## YOUR GOAL:
Each line of the data below that holds the word "name" is to be reported in full.

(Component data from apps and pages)

---+---

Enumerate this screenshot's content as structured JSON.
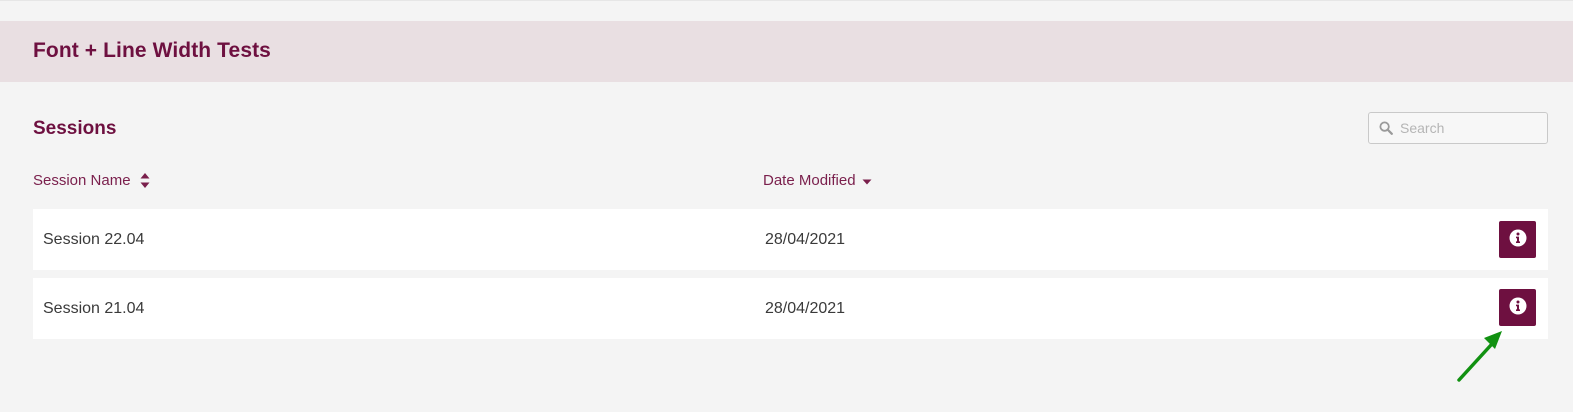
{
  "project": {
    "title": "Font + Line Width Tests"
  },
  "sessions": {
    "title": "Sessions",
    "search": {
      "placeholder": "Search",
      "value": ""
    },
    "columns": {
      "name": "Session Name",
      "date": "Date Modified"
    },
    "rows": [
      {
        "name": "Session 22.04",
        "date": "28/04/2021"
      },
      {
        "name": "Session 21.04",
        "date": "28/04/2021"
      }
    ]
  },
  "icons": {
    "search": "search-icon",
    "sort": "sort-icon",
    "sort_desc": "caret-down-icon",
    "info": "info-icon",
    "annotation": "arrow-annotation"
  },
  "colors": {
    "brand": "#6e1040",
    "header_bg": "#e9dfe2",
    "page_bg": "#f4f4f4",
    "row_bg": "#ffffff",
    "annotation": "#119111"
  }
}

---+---

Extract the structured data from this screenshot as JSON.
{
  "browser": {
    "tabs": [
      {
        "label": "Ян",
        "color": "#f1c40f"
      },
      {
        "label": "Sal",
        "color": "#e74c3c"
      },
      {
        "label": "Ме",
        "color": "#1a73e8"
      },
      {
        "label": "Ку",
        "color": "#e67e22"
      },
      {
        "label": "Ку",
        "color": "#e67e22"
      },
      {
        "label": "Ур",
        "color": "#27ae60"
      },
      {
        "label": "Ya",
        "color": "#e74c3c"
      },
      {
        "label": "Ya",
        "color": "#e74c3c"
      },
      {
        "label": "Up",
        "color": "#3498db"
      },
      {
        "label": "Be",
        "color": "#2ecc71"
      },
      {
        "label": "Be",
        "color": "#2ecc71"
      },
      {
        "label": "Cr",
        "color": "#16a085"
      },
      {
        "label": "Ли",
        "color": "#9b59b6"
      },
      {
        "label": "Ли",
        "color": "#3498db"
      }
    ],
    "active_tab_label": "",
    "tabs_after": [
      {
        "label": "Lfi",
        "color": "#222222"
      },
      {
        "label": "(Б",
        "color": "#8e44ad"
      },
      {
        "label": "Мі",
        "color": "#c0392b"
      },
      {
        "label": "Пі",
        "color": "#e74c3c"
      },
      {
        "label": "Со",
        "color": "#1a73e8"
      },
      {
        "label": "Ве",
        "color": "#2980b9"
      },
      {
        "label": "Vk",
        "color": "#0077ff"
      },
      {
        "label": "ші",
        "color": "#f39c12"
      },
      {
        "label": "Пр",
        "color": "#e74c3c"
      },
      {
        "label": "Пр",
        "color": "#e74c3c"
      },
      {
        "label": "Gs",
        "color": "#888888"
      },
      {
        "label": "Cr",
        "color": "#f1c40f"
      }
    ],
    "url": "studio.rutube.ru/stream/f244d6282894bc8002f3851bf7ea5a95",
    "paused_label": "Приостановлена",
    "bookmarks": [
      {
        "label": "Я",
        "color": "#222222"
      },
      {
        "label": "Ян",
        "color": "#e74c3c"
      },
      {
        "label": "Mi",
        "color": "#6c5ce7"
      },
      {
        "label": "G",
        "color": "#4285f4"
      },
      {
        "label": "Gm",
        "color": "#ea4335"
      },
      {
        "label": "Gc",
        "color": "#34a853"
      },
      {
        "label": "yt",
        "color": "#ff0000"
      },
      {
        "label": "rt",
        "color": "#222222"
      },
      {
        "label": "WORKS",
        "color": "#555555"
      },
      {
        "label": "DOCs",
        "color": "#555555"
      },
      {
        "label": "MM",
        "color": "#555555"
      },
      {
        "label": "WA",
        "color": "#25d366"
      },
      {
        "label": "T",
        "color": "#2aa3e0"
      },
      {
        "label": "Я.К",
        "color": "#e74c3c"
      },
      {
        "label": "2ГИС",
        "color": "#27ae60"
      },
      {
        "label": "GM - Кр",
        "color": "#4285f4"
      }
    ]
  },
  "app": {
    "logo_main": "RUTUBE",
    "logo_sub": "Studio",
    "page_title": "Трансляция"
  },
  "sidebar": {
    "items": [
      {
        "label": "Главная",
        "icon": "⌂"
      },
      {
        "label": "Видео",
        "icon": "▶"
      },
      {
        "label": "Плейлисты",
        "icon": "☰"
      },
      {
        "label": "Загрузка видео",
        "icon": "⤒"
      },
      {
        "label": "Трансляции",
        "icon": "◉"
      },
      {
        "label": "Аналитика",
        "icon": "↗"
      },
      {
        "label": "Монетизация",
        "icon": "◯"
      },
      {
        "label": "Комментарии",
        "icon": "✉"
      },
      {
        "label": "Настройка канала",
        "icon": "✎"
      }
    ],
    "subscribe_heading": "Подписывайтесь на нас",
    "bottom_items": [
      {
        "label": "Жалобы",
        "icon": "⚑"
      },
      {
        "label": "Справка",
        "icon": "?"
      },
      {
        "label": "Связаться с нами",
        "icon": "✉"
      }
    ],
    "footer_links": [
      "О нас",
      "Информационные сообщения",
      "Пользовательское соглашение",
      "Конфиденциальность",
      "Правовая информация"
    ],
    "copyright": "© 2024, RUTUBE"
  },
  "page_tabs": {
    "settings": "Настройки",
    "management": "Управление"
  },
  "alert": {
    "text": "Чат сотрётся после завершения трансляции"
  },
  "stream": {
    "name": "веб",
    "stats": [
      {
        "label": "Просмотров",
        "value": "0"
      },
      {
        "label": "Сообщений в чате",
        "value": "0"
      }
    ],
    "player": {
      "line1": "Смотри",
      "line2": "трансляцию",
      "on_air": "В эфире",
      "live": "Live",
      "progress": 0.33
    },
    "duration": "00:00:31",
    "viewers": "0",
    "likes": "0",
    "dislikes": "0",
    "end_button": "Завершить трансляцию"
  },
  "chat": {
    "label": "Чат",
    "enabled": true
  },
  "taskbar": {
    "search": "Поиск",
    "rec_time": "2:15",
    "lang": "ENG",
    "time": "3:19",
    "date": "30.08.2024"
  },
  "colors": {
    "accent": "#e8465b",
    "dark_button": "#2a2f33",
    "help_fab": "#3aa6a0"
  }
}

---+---

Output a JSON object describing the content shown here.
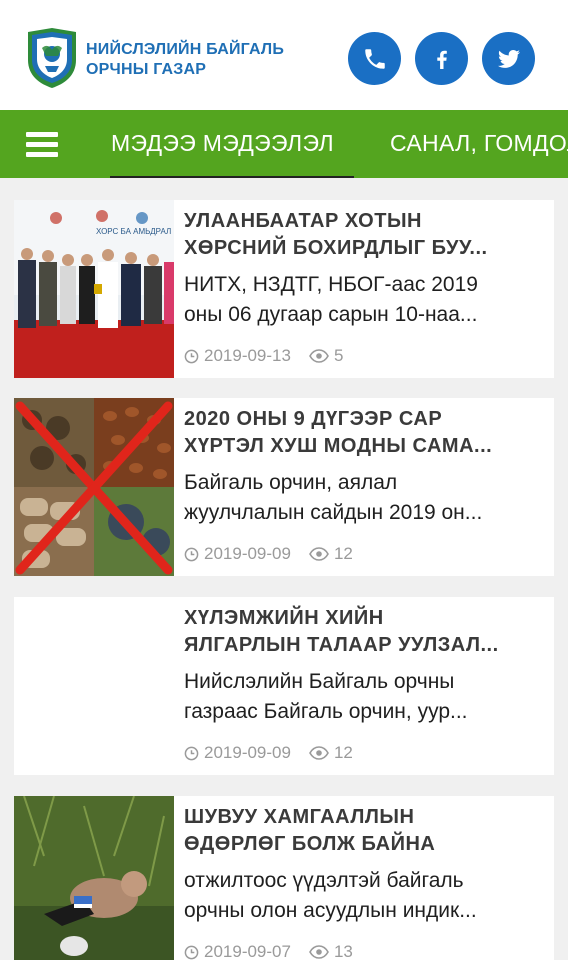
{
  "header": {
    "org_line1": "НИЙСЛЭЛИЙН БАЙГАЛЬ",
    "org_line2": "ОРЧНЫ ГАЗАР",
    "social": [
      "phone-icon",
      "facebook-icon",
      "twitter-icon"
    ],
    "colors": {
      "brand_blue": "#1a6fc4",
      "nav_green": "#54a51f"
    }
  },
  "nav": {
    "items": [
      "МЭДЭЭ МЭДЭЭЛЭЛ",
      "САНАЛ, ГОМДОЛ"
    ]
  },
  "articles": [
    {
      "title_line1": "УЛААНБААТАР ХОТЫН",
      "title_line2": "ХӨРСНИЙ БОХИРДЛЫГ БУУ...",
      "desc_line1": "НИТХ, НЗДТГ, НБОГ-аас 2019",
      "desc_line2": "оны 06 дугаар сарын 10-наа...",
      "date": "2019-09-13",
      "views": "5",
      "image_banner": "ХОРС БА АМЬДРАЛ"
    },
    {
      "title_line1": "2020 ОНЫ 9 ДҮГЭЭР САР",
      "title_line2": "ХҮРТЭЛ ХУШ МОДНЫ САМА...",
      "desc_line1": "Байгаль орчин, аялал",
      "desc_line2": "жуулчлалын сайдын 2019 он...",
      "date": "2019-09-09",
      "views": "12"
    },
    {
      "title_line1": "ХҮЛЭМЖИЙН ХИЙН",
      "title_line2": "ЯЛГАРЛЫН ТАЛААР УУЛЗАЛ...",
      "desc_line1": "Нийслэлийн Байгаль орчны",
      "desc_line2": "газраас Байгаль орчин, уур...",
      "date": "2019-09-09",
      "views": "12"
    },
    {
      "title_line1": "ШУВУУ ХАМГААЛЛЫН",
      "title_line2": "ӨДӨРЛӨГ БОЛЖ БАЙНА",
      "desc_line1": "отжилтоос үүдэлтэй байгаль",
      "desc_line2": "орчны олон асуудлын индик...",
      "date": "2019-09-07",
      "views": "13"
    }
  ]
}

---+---

## YOUR SOLUTION:
      "name": "Session Name",
        "name": "Session 22.04",
        "name": "Session 21.04",
    "name": "веб",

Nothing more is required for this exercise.